#### WORK TO COMPLETE:
This exercise calls for every record to be returned exactly, with pictures removed.

════════

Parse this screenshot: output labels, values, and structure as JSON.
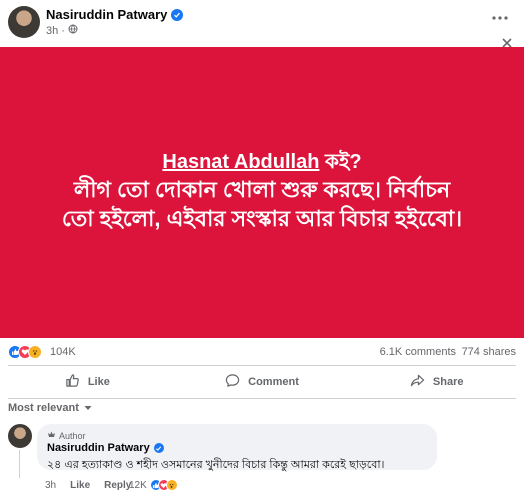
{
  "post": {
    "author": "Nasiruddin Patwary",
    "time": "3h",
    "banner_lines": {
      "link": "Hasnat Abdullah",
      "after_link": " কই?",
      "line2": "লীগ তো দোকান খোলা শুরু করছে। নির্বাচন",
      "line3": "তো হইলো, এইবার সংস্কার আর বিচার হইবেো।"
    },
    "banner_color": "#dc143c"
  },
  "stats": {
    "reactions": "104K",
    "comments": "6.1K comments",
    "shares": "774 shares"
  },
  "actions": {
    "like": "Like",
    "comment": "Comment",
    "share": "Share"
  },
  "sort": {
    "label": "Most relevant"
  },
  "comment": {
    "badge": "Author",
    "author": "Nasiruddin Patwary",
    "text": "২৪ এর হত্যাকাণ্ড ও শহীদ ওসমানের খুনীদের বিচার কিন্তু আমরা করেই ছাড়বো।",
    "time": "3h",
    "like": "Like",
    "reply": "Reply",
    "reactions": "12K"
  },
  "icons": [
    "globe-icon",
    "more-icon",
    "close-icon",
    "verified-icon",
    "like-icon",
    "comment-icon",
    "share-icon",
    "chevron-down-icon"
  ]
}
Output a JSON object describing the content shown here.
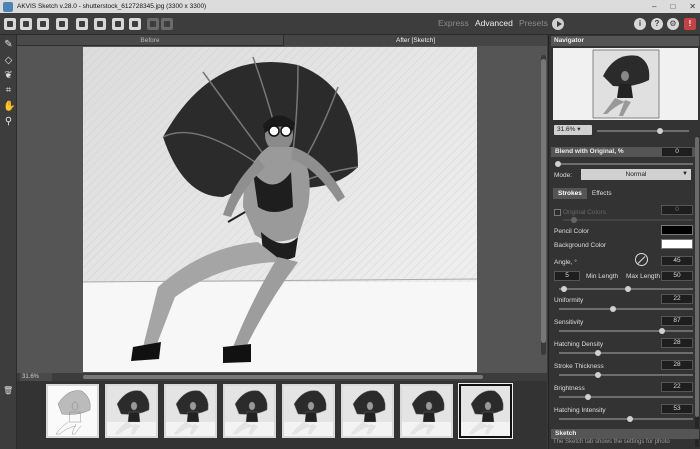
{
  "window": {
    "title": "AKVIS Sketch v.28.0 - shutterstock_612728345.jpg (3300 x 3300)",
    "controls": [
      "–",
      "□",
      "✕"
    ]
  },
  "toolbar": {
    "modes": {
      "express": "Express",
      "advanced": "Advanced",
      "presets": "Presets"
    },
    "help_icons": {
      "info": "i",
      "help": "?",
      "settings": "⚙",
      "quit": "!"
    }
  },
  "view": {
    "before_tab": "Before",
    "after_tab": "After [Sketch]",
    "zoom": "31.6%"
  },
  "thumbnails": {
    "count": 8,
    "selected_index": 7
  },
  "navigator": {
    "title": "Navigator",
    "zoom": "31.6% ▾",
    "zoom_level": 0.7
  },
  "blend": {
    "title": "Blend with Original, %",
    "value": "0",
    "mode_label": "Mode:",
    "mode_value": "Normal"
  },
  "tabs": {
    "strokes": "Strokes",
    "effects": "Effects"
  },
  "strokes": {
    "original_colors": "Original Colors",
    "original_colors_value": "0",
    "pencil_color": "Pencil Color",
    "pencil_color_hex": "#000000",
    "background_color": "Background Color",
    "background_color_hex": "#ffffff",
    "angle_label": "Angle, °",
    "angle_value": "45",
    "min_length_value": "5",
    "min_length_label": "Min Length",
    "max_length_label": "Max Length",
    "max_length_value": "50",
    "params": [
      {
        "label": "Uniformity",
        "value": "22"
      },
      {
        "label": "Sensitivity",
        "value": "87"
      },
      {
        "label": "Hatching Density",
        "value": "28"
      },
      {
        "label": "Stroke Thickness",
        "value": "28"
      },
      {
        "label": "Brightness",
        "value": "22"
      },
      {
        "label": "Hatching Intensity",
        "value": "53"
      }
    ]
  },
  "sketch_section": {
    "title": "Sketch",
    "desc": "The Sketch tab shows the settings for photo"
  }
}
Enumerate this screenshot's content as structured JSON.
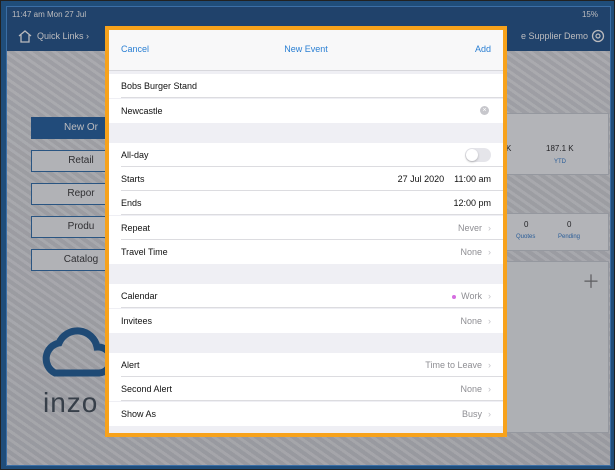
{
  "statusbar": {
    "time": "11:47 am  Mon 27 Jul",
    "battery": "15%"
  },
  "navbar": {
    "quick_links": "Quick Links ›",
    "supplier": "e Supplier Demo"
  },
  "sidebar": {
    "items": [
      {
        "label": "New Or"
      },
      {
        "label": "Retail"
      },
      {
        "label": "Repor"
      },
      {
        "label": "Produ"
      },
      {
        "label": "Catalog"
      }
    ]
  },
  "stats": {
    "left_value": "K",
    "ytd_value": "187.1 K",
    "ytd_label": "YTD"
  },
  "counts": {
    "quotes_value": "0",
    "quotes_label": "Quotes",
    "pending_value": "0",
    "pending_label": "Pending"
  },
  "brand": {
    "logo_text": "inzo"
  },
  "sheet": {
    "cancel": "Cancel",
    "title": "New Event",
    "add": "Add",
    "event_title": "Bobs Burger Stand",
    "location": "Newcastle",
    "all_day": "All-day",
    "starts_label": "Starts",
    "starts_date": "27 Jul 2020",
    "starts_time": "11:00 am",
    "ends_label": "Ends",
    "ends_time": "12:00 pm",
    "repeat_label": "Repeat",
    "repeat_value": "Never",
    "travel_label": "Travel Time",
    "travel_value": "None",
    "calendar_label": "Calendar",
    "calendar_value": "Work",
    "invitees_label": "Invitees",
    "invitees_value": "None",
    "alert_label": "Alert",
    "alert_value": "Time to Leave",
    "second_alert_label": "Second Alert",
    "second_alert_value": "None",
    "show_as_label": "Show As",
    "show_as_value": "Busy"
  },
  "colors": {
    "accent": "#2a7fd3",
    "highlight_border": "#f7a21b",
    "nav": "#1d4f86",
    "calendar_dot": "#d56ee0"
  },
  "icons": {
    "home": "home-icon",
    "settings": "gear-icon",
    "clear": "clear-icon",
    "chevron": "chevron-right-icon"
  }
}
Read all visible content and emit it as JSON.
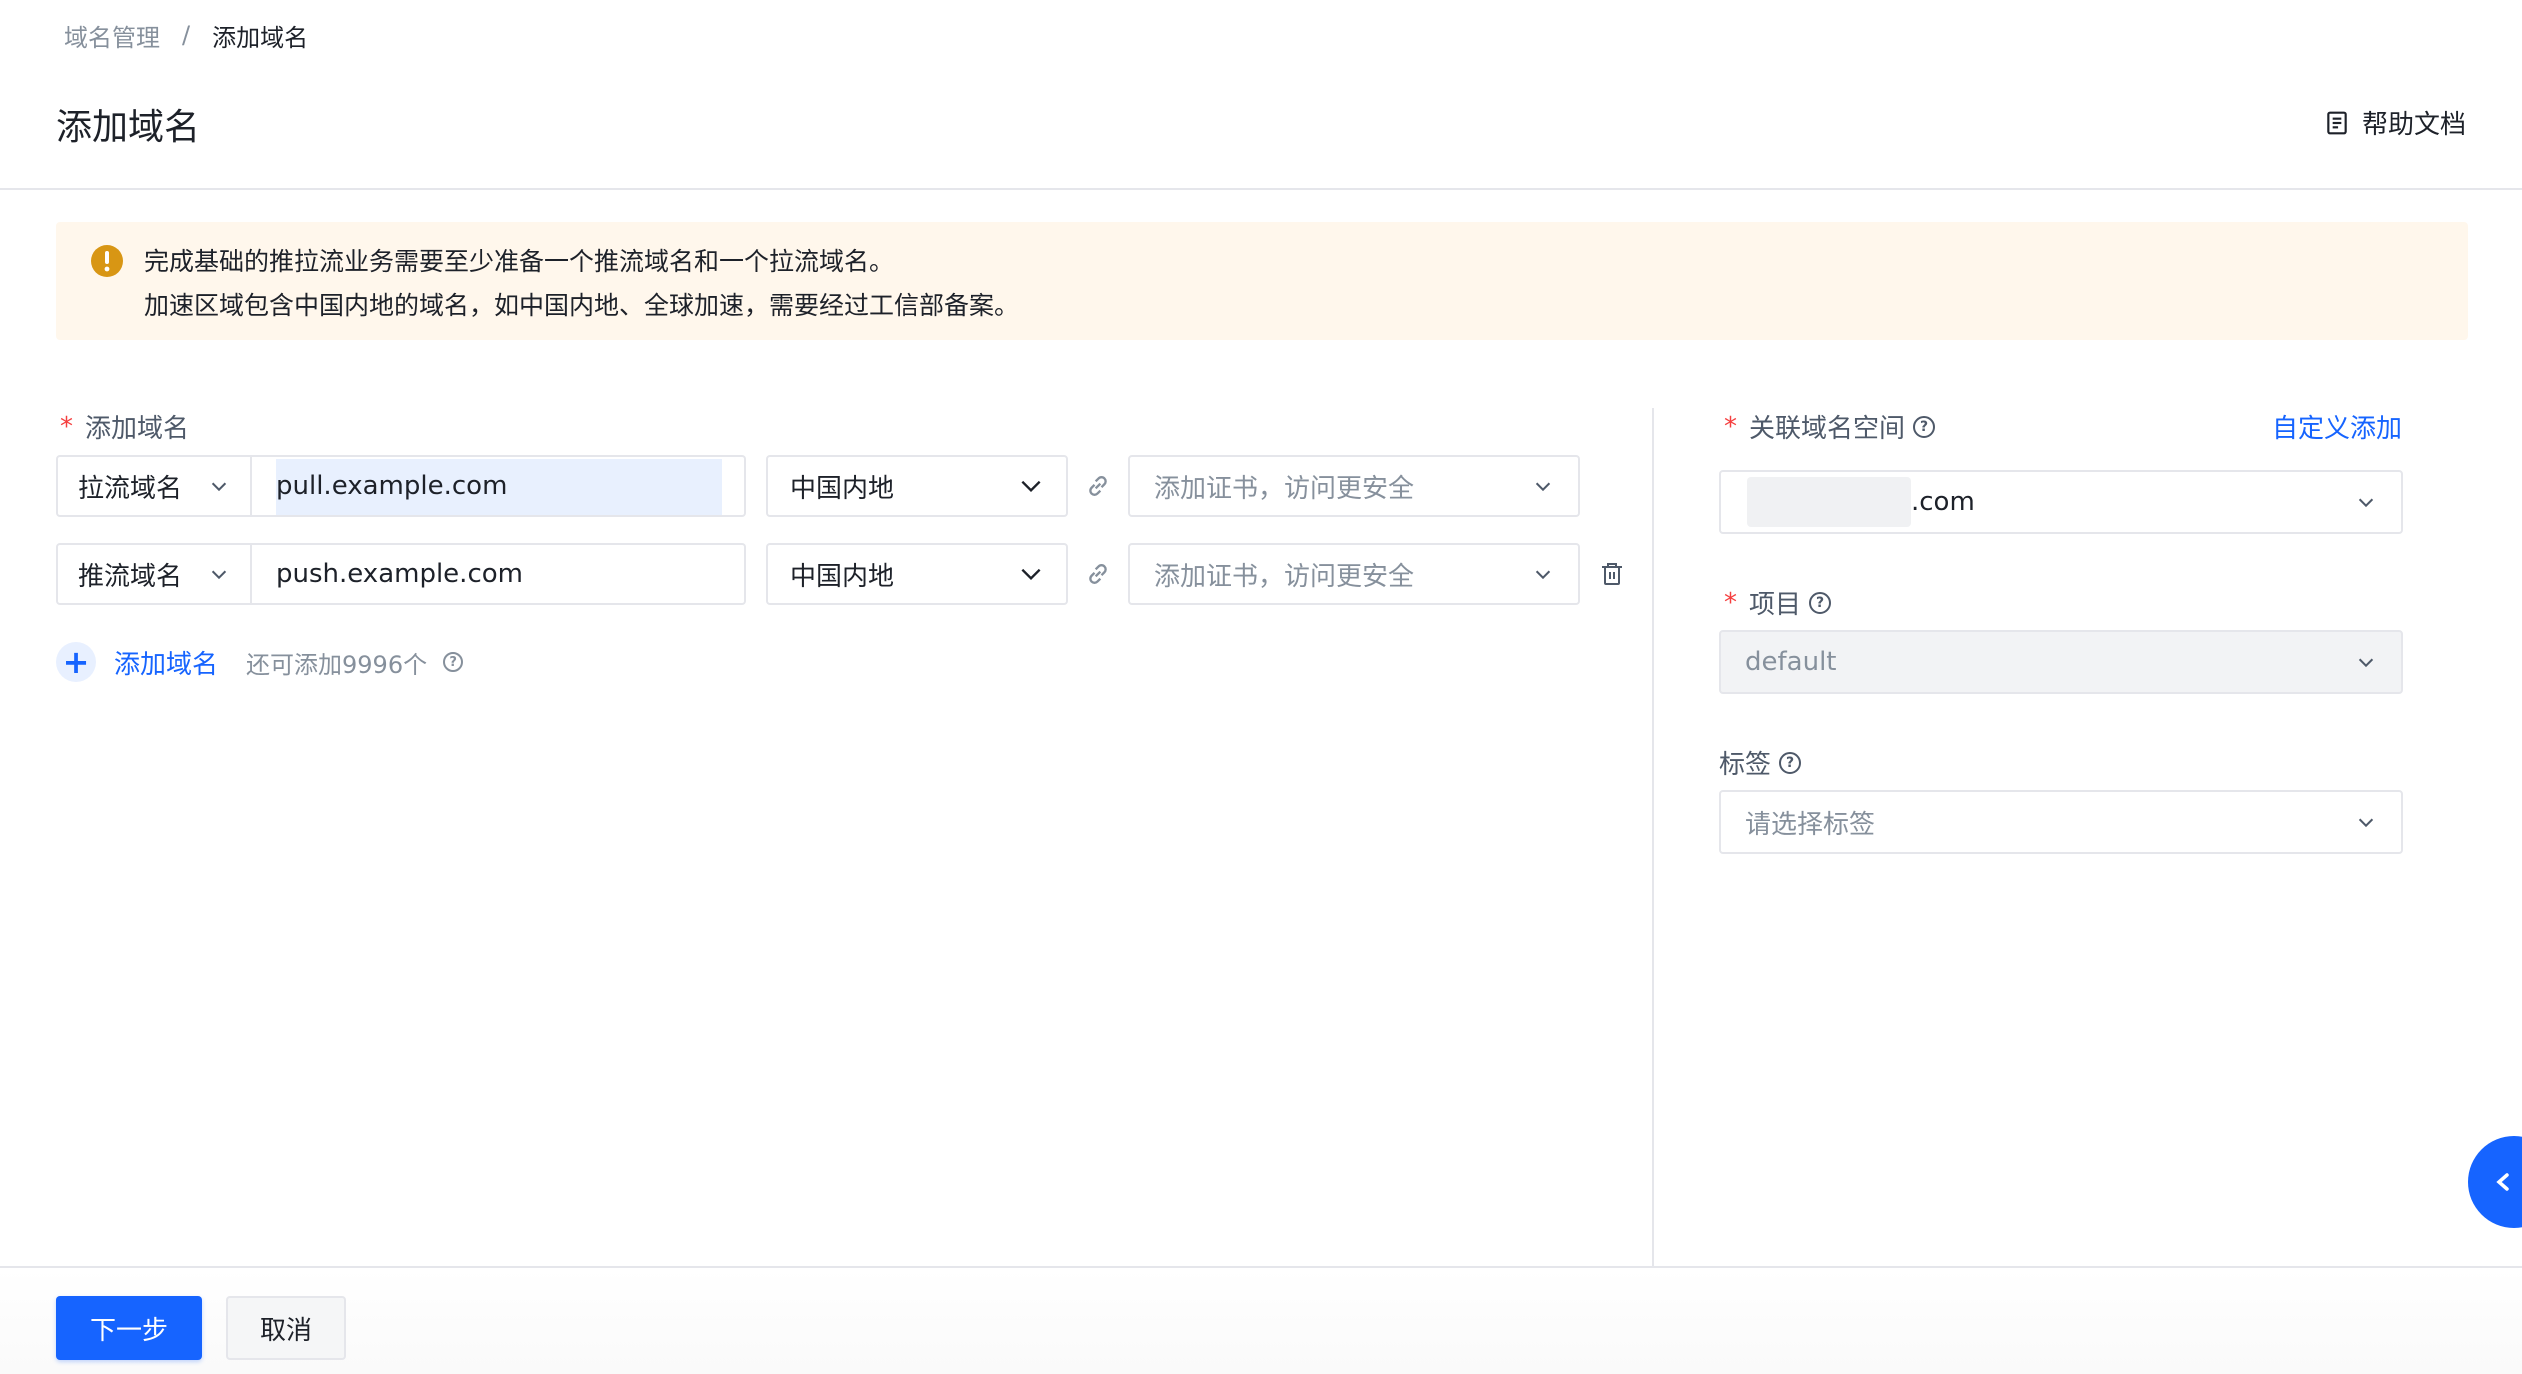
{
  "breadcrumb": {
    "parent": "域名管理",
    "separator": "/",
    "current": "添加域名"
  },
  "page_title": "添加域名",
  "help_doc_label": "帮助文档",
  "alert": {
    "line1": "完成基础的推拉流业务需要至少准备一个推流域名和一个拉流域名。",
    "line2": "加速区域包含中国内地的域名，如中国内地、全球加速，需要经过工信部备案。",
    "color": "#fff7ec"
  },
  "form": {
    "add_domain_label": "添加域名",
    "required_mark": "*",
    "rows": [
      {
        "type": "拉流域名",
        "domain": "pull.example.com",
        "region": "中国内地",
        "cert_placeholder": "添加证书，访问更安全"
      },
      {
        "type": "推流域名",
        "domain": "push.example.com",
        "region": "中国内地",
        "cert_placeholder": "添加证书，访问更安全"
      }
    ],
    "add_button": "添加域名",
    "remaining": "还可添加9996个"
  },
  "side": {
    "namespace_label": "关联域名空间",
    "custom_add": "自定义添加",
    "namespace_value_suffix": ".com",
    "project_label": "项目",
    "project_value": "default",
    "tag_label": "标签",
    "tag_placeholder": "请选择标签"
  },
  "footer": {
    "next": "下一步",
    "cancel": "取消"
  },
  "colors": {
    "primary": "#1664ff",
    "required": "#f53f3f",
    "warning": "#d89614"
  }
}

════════

#### RESULT OF THIS TASK:
Parse this screenshot: output labels, values, and structure as JSON.
{
  "post": {
    "author": "Nasiruddin Patwary",
    "time": "3h",
    "banner_lines": {
      "link": "Hasnat Abdullah",
      "after_link": " কই?",
      "line2": "লীগ তো দোকান খোলা শুরু করছে। নির্বাচন",
      "line3": "তো হইলো, এইবার সংস্কার আর বিচার হইবেো।"
    },
    "banner_color": "#dc143c"
  },
  "stats": {
    "reactions": "104K",
    "comments": "6.1K comments",
    "shares": "774 shares"
  },
  "actions": {
    "like": "Like",
    "comment": "Comment",
    "share": "Share"
  },
  "sort": {
    "label": "Most relevant"
  },
  "comment": {
    "badge": "Author",
    "author": "Nasiruddin Patwary",
    "text": "২৪ এর হত্যাকাণ্ড ও শহীদ ওসমানের খুনীদের বিচার কিন্তু আমরা করেই ছাড়বো।",
    "time": "3h",
    "like": "Like",
    "reply": "Reply",
    "reactions": "12K"
  },
  "icons": [
    "globe-icon",
    "more-icon",
    "close-icon",
    "verified-icon",
    "like-icon",
    "comment-icon",
    "share-icon",
    "chevron-down-icon"
  ]
}
Output a JSON object describing the content shown here.
{
  "window": {
    "title": "AKVIS Sketch v.28.0 - shutterstock_612728345.jpg (3300 x 3300)",
    "controls": [
      "–",
      "□",
      "✕"
    ]
  },
  "toolbar": {
    "modes": {
      "express": "Express",
      "advanced": "Advanced",
      "presets": "Presets"
    },
    "help_icons": {
      "info": "i",
      "help": "?",
      "settings": "⚙",
      "quit": "!"
    }
  },
  "view": {
    "before_tab": "Before",
    "after_tab": "After [Sketch]",
    "zoom": "31.6%"
  },
  "thumbnails": {
    "count": 8,
    "selected_index": 7
  },
  "navigator": {
    "title": "Navigator",
    "zoom": "31.6% ▾",
    "zoom_level": 0.7
  },
  "blend": {
    "title": "Blend with Original, %",
    "value": "0",
    "mode_label": "Mode:",
    "mode_value": "Normal"
  },
  "tabs": {
    "strokes": "Strokes",
    "effects": "Effects"
  },
  "strokes": {
    "original_colors": "Original Colors",
    "original_colors_value": "0",
    "pencil_color": "Pencil Color",
    "pencil_color_hex": "#000000",
    "background_color": "Background Color",
    "background_color_hex": "#ffffff",
    "angle_label": "Angle, °",
    "angle_value": "45",
    "min_length_value": "5",
    "min_length_label": "Min Length",
    "max_length_label": "Max Length",
    "max_length_value": "50",
    "params": [
      {
        "label": "Uniformity",
        "value": "22"
      },
      {
        "label": "Sensitivity",
        "value": "87"
      },
      {
        "label": "Hatching Density",
        "value": "28"
      },
      {
        "label": "Stroke Thickness",
        "value": "28"
      },
      {
        "label": "Brightness",
        "value": "22"
      },
      {
        "label": "Hatching Intensity",
        "value": "53"
      }
    ]
  },
  "sketch_section": {
    "title": "Sketch",
    "desc": "The Sketch tab shows the settings for photo"
  }
}
Enumerate this screenshot's content as structured JSON.
{
  "statusbar": {
    "time": "11:47 am  Mon 27 Jul",
    "battery": "15%"
  },
  "navbar": {
    "quick_links": "Quick Links ›",
    "supplier": "e Supplier Demo"
  },
  "sidebar": {
    "items": [
      {
        "label": "New Or"
      },
      {
        "label": "Retail"
      },
      {
        "label": "Repor"
      },
      {
        "label": "Produ"
      },
      {
        "label": "Catalog"
      }
    ]
  },
  "stats": {
    "left_value": "K",
    "ytd_value": "187.1 K",
    "ytd_label": "YTD"
  },
  "counts": {
    "quotes_value": "0",
    "quotes_label": "Quotes",
    "pending_value": "0",
    "pending_label": "Pending"
  },
  "brand": {
    "logo_text": "inzo"
  },
  "sheet": {
    "cancel": "Cancel",
    "title": "New Event",
    "add": "Add",
    "event_title": "Bobs Burger Stand",
    "location": "Newcastle",
    "all_day": "All-day",
    "starts_label": "Starts",
    "starts_date": "27 Jul 2020",
    "starts_time": "11:00 am",
    "ends_label": "Ends",
    "ends_time": "12:00 pm",
    "repeat_label": "Repeat",
    "repeat_value": "Never",
    "travel_label": "Travel Time",
    "travel_value": "None",
    "calendar_label": "Calendar",
    "calendar_value": "Work",
    "invitees_label": "Invitees",
    "invitees_value": "None",
    "alert_label": "Alert",
    "alert_value": "Time to Leave",
    "second_alert_label": "Second Alert",
    "second_alert_value": "None",
    "show_as_label": "Show As",
    "show_as_value": "Busy"
  },
  "colors": {
    "accent": "#2a7fd3",
    "highlight_border": "#f7a21b",
    "nav": "#1d4f86",
    "calendar_dot": "#d56ee0"
  },
  "icons": {
    "home": "home-icon",
    "settings": "gear-icon",
    "clear": "clear-icon",
    "chevron": "chevron-right-icon"
  }
}
Read all visible content and emit it as JSON.
{
  "breadcrumb": {
    "parent": "域名管理",
    "separator": "/",
    "current": "添加域名"
  },
  "page_title": "添加域名",
  "help_doc_label": "帮助文档",
  "alert": {
    "line1": "完成基础的推拉流业务需要至少准备一个推流域名和一个拉流域名。",
    "line2": "加速区域包含中国内地的域名，如中国内地、全球加速，需要经过工信部备案。",
    "color": "#fff7ec"
  },
  "form": {
    "add_domain_label": "添加域名",
    "required_mark": "*",
    "rows": [
      {
        "type": "拉流域名",
        "domain": "pull.example.com",
        "region": "中国内地",
        "cert_placeholder": "添加证书，访问更安全"
      },
      {
        "type": "推流域名",
        "domain": "push.example.com",
        "region": "中国内地",
        "cert_placeholder": "添加证书，访问更安全"
      }
    ],
    "add_button": "添加域名",
    "remaining": "还可添加9996个"
  },
  "side": {
    "namespace_label": "关联域名空间",
    "custom_add": "自定义添加",
    "namespace_value_suffix": ".com",
    "project_label": "项目",
    "project_value": "default",
    "tag_label": "标签",
    "tag_placeholder": "请选择标签"
  },
  "footer": {
    "next": "下一步",
    "cancel": "取消"
  },
  "colors": {
    "primary": "#1664ff",
    "required": "#f53f3f",
    "warning": "#d89614"
  }
}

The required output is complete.